Freedom isn’t three
I’ve never understood the fetishisation of macaroni and cheese, especially as a restaurant and street food dish. It’s a comforting, but ultimately simple and unremarkable dish that’s best left at home and enjoyed there. Bukowski’s fried mac and cheese fritters did little to change my mind – the interior of bland cheese and soft pasta shells was utterly unremarkable. This dish did manage to embed its way into my memory a little with the soft breadcrumbed exterior of the mac and cheese cubes and mildly dill-like herb garnish, all of which made for a good impression of a vegetarian fillet-o-fish filling.
The fruit in the pickled watermelon salad was lightly tart, but not refreshing enough and thus struggled to stand out against the crumbly and mildly salt, but mostly chalky feta. At least the peanuts were crunchy and nutty, while the jalapenos were surprisingly spicy. Even so, this salad was in the end underwhelming due to its unbalanced and poor quality central pair of ingredients.
Smoked Toulouse sausage and confit duck leg should be a delightful combination, but the version here was disappointing. Or it would be disappointing, if my previous meals hadn’t trained me to expect very little from Bukowski Grill. Sporadic slices of sausage with a very artificial smokiness and garlickiness were almost as bad as the ineptly prepared beans – these were too hard and hadn’t been cooked through properly. The meagre duck leg wasn’t especially taut or fatty and was also a tad dry. This dish was so dull and poorly made, it was actively awful.
The cornflake milkshake was much the same as it was before.
Going back and fourth
While the meat on the bones of the ‘smoked’ wings was tender, the smokiness was artificial while the bland sauce was inconsequential. Dismally dull.
The Purist burger was one of the better mains I’ve had at the Soho Bukowski Grill. This was largely due to the coarsely ground, slightly chewy patty. Lightly seasoned and somewhat sweet, it was easy to appreciate given the inoffensive bun and despite the chilled vegetables. It would’ve been a thoroughly good burger if it wasn’t for a surprising amount of greasiness – yet another worrying sign of ineptness from the kitchen.
Roasted potatoes needed more resting time – they were far too hot.

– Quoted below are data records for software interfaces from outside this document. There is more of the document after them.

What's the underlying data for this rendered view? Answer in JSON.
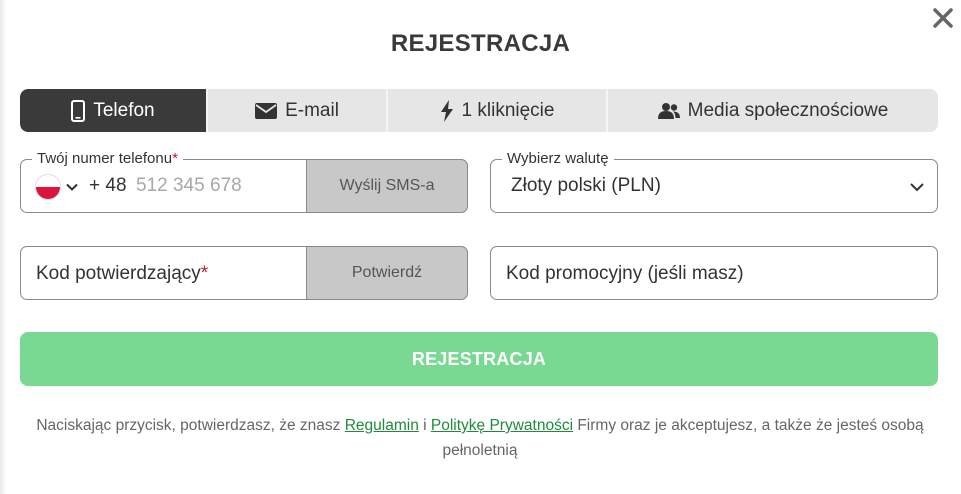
{
  "modal": {
    "title": "REJESTRACJA"
  },
  "tabs": [
    {
      "label": "Telefon",
      "icon": "phone-icon",
      "active": true
    },
    {
      "label": "E-mail",
      "icon": "envelope-icon",
      "active": false
    },
    {
      "label": "1 kliknięcie",
      "icon": "lightning-icon",
      "active": false
    },
    {
      "label": "Media społecznościowe",
      "icon": "users-icon",
      "active": false
    }
  ],
  "phone": {
    "label": "Twój numer telefonu",
    "required_mark": "*",
    "country_flag": "poland-flag-icon",
    "dial_code": "+ 48",
    "placeholder": "512 345 678",
    "send_button": "Wyślij SMS-a"
  },
  "currency": {
    "label": "Wybierz walutę",
    "value": "Złoty polski (PLN)"
  },
  "confirmation": {
    "label": "Kod potwierdzający",
    "required_mark": "*",
    "confirm_button": "Potwierdź"
  },
  "promo": {
    "label": "Kod promocyjny (jeśli masz)"
  },
  "register_button": "REJESTRACJA",
  "legal": {
    "text_before": "Naciskając przycisk, potwierdzasz, że znasz ",
    "terms_link": "Regulamin",
    "text_between": " i ",
    "privacy_link": "Politykę Prywatności",
    "text_after": " Firmy oraz je akceptujesz, a także że jesteś osobą pełnoletnią"
  },
  "colors": {
    "active_tab": "#3a3a3a",
    "register_button": "#79d892",
    "link": "#1f8a3c",
    "required": "#c0202a"
  }
}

Despite the scorching temperature, they were far too firm on the inside and not nearly fluffy enough either. There was a very mild beefy undercurrent to the crisp crust, presumably evidence of the beef dripping that these potatoes were roasted in, but it was too subtle and transient. In the end, these spuds were duds.
The cornflake milkshake was largely the same as it was before. It’s a bad sign when the milkshake is one of the least offensive parts of your meal.
While the barbecue at the Soho branch of Bukowski Grill wasn’t as cataclysmically dire as the bin liner served at Low, Slow and Juke, it was far from good and isn’t worth your time or money. The other dishes were generally mediocre, with some rising to half-decent but others sinking to new depths of diabolical dreariness. It’s telling when a restaurant’s clientele seems to mostly consist of tourists and half-drunk payday-celebrating office workers that don’t know any better. Do yourself a favour and don’t join them.
What to order: Possibly the burger
What to skip: Everything else
Name: Bukowski Grill
Branch tried: 10-11 D’Arblay Street, Soho, London W1F 8DT
Phone: 020 3857 4756
Opening Hours: Monday-Friday 08.00-22.30. Saturday 08.30-22.30 and Sunday 09.30-22.30.
Reservations: only really necessary on Fridays and weekends.
Average cost for one person including soft drinks but excluding tip: £25-35 approx.